2) Huge numbers of namesakes as well - Elizabeth, mother of John the Baptist, Elizabeth I and II of England, several St Elizabeths, for celebrities there's Liza Minnelli, Bette Midler and Elizabeth Taylor. Also included in plays and literature such as Eliza Dolittle in Pygmalion and My Fair Lady.

3) However, I also think that Elizabeth is common and can be plain. I consider Isabel to be a prettier alternative, especially in the middle name spot. However, Isabella is rising sharply in popularity - last year it was #6 in the USA. But Elizabeth is a safe choice - unlikely to attract the kind of teasing that other 'made-up' and 'unique' names will, and will last a lifetime.

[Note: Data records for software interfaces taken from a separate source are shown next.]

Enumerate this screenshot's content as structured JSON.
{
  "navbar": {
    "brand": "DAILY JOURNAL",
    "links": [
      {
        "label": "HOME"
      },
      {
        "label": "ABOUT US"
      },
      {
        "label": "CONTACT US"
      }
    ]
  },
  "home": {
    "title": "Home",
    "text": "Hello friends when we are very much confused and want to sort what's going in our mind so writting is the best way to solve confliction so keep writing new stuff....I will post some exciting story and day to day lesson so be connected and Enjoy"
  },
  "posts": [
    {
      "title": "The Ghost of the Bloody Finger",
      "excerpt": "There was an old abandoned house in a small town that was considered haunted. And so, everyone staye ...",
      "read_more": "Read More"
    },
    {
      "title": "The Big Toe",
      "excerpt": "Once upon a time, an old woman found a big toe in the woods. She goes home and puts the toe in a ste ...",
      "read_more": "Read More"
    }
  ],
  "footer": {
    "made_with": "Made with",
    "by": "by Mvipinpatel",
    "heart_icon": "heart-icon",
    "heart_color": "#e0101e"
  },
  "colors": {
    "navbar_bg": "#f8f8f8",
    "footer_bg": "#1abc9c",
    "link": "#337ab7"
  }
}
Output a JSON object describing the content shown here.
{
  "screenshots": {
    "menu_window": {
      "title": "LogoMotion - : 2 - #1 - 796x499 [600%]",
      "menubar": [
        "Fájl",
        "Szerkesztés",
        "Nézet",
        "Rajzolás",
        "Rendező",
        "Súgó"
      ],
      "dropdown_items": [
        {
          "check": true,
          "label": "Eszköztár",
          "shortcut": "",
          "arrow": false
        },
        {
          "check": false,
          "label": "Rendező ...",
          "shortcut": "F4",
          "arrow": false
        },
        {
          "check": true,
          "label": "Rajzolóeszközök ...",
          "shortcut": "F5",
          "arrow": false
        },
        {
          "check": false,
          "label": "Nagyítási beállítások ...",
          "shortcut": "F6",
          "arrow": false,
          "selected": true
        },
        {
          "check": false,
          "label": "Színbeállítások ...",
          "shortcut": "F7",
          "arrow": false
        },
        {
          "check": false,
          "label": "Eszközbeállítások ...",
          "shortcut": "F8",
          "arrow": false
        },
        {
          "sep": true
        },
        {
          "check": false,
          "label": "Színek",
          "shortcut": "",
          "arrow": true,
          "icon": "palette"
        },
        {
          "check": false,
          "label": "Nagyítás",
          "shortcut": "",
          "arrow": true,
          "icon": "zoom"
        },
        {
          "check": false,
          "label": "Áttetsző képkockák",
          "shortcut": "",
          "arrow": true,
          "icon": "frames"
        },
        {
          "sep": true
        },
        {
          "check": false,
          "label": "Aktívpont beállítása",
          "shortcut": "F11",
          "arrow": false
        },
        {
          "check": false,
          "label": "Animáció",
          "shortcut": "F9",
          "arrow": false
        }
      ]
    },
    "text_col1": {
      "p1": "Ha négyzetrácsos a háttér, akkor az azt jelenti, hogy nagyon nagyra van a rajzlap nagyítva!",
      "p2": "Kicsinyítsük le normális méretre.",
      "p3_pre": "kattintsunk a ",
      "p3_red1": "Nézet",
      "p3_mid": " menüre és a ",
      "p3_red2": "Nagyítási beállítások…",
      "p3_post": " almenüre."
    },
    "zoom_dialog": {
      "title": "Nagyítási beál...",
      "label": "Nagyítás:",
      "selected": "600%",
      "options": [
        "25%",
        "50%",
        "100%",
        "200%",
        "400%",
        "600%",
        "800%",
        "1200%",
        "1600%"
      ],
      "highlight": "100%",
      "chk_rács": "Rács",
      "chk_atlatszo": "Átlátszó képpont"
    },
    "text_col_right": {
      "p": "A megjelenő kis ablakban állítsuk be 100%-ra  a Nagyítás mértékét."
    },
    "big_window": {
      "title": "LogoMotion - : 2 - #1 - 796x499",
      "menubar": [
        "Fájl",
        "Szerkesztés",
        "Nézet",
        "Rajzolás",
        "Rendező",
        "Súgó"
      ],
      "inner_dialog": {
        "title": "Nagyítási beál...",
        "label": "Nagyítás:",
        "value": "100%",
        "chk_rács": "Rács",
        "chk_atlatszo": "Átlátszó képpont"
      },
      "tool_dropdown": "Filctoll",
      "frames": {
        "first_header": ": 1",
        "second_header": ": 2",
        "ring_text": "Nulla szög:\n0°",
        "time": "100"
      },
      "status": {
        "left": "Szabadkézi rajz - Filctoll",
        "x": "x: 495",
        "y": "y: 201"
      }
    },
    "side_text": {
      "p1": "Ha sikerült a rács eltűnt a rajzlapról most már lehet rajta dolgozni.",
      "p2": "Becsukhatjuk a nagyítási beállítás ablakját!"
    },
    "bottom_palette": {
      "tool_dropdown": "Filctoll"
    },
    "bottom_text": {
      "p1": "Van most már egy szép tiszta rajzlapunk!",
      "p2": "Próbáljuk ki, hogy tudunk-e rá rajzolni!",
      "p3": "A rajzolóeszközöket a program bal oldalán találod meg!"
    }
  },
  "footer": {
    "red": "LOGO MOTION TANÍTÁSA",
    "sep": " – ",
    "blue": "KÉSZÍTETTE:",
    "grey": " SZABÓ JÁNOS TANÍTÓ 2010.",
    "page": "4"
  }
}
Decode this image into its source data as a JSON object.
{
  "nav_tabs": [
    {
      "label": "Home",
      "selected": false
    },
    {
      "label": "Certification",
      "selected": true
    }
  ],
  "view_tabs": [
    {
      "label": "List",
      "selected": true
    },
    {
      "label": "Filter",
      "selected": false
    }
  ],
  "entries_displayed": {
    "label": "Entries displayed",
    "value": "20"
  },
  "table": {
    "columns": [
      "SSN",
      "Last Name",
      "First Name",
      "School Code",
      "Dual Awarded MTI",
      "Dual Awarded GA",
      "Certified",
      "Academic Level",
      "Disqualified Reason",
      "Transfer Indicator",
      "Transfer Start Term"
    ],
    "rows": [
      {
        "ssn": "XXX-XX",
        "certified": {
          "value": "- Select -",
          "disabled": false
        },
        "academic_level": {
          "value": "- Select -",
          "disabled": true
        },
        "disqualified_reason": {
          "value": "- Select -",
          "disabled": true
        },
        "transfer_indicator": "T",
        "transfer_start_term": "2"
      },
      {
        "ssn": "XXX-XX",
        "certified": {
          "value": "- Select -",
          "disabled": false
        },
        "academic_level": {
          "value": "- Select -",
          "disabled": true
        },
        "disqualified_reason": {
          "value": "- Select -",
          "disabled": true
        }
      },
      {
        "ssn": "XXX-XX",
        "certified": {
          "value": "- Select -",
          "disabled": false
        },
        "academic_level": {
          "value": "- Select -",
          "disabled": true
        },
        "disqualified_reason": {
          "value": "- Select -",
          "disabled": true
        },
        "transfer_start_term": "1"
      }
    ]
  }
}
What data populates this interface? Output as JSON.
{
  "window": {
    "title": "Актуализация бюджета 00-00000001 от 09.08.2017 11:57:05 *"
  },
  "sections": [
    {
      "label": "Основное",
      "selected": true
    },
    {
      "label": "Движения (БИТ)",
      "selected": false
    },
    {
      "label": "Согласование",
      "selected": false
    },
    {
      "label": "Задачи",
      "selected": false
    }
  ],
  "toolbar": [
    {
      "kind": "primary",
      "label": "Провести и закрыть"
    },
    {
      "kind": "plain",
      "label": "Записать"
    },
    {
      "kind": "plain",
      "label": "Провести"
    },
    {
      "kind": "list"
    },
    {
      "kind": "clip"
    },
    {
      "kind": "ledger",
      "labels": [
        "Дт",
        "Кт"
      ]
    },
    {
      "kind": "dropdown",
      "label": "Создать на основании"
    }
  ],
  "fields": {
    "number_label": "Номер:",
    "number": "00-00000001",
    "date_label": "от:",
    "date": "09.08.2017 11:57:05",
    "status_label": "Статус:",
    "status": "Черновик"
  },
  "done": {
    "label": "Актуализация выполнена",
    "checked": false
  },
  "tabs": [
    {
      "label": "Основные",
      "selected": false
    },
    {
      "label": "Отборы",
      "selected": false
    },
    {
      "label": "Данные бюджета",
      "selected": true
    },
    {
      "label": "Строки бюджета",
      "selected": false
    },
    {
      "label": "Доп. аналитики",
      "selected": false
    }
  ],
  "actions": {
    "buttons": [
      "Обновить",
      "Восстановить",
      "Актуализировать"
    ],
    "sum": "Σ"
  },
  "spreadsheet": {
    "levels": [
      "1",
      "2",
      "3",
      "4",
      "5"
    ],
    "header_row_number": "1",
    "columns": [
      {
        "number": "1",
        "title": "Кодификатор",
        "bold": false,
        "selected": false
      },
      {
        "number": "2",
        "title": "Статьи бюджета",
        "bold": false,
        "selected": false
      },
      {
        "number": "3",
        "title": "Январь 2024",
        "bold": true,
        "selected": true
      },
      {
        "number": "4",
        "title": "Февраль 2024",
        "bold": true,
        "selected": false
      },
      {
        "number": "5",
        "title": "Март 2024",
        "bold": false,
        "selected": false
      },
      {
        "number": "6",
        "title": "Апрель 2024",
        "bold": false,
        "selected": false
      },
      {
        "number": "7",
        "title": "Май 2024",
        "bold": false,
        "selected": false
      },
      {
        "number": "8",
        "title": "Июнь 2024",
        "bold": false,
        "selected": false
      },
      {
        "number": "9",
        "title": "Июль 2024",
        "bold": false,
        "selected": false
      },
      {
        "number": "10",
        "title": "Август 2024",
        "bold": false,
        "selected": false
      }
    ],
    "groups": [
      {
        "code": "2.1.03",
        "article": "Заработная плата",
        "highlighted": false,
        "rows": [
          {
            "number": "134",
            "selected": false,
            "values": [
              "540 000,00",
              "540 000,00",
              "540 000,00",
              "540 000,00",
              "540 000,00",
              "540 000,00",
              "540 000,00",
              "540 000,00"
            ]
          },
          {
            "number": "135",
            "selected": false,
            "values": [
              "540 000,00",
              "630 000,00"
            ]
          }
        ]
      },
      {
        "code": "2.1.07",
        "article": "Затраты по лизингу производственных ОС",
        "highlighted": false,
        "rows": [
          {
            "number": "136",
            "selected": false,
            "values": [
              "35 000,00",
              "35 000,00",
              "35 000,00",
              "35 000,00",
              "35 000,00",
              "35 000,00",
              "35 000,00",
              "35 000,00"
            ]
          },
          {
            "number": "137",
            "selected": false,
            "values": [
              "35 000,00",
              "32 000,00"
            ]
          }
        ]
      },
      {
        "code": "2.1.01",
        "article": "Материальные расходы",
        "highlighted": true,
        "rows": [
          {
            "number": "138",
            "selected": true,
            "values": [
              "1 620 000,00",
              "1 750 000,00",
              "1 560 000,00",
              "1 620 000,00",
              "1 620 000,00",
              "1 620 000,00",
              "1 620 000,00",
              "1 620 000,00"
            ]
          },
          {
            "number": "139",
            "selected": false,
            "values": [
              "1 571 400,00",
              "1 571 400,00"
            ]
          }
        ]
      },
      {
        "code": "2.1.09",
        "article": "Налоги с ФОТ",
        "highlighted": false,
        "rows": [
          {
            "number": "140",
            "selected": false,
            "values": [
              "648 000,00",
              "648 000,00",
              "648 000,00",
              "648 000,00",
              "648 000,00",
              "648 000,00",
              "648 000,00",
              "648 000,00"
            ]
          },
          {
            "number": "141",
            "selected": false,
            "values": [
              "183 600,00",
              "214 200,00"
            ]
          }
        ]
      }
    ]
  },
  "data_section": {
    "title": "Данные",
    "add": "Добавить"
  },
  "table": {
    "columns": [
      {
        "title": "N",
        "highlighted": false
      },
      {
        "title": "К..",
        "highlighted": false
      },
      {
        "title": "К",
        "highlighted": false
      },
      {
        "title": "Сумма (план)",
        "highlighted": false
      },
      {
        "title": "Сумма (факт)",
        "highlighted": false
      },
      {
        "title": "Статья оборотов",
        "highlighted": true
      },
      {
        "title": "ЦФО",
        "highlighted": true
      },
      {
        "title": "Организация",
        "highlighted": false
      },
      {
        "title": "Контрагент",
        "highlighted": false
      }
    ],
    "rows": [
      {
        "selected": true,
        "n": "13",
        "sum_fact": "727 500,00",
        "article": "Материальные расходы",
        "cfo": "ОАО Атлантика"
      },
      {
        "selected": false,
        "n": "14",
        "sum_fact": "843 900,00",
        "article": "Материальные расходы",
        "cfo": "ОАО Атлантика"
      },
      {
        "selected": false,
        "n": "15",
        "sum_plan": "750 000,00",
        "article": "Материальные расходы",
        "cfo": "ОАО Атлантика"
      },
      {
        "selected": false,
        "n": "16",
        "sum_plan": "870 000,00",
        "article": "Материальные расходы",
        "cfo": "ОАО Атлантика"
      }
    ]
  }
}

Saturday, July 08, 2006

Eglantine with comments '-ine' names

Certainly an unusual flowery name, Eglantine has over the last few weeks appealed to me.
Firstly, names such as Evangeline or Emmeline are getting popular - being used more - certainly around the name forums. I do not foresee Eglantine ever becoming popular and that adds to its charm. However, neither Evangeline or Emmeline have broken the top 1000 in USA for 40 years. Emmeline in particular, has never even got into the top 1000 and Evangeline's peak was way back in 1901 at #398. But nowadays more and more people are searching for unusually traditional names - Sarah, Alice, Rebecca are all being seen as lovely but too popular. Thus the rise of the '-ine' names - Josephine (2005 #229), Madeline (#69), Angelina (#43) and Katherine (which has been wallowing around #35 since 1978 with dips into the 20s in early 90s.).

Angeline, which was popular at the turn of the century, is back in the charts at #925 after an eighteen year hiatus. This could either be due to film star Angelina Jolie or because of its '-ine' ending.

Back onto Eglantine.
First thoughts:
The spelling - this is quite an ugly name really. The 'lantine' part is pleasing to the eye, but the 'g' is off-putting especially put next to the E.
Egg-lan-teen, Eg-lan-tin or Egg-lan-tine (to rhyme with twine)? My research seems to suggest teen or tine.

Meaning - possibly the most important part of a name - if you like sound and spelling then the meaning can break or make a name:
It is a flower name - sweet brier - from Old French aiglent which is from the Latin acus meaning 'needle' as the plant has a prickly stem.

So, does Eglantine have a long and illustrious history?
Depends which way you look at it.
It was used by Geoffrey Chaucer in 'The Prioress's Tale' and by JRR Tolkien as the mother of the Hobbit Pippin. A Wikipedia search comes up with it as the 'the estate of the Irish Mill Baron, Edward Thomas Green'.

My own thoughts on Eglantine are that it is a sing-song name, but should only be used as an alternative to Emmeline and Evangeline if they become popular. I like that it is unusual but dislike the spelling. Recently I have used it as a minor (who may become major) character in my current novel.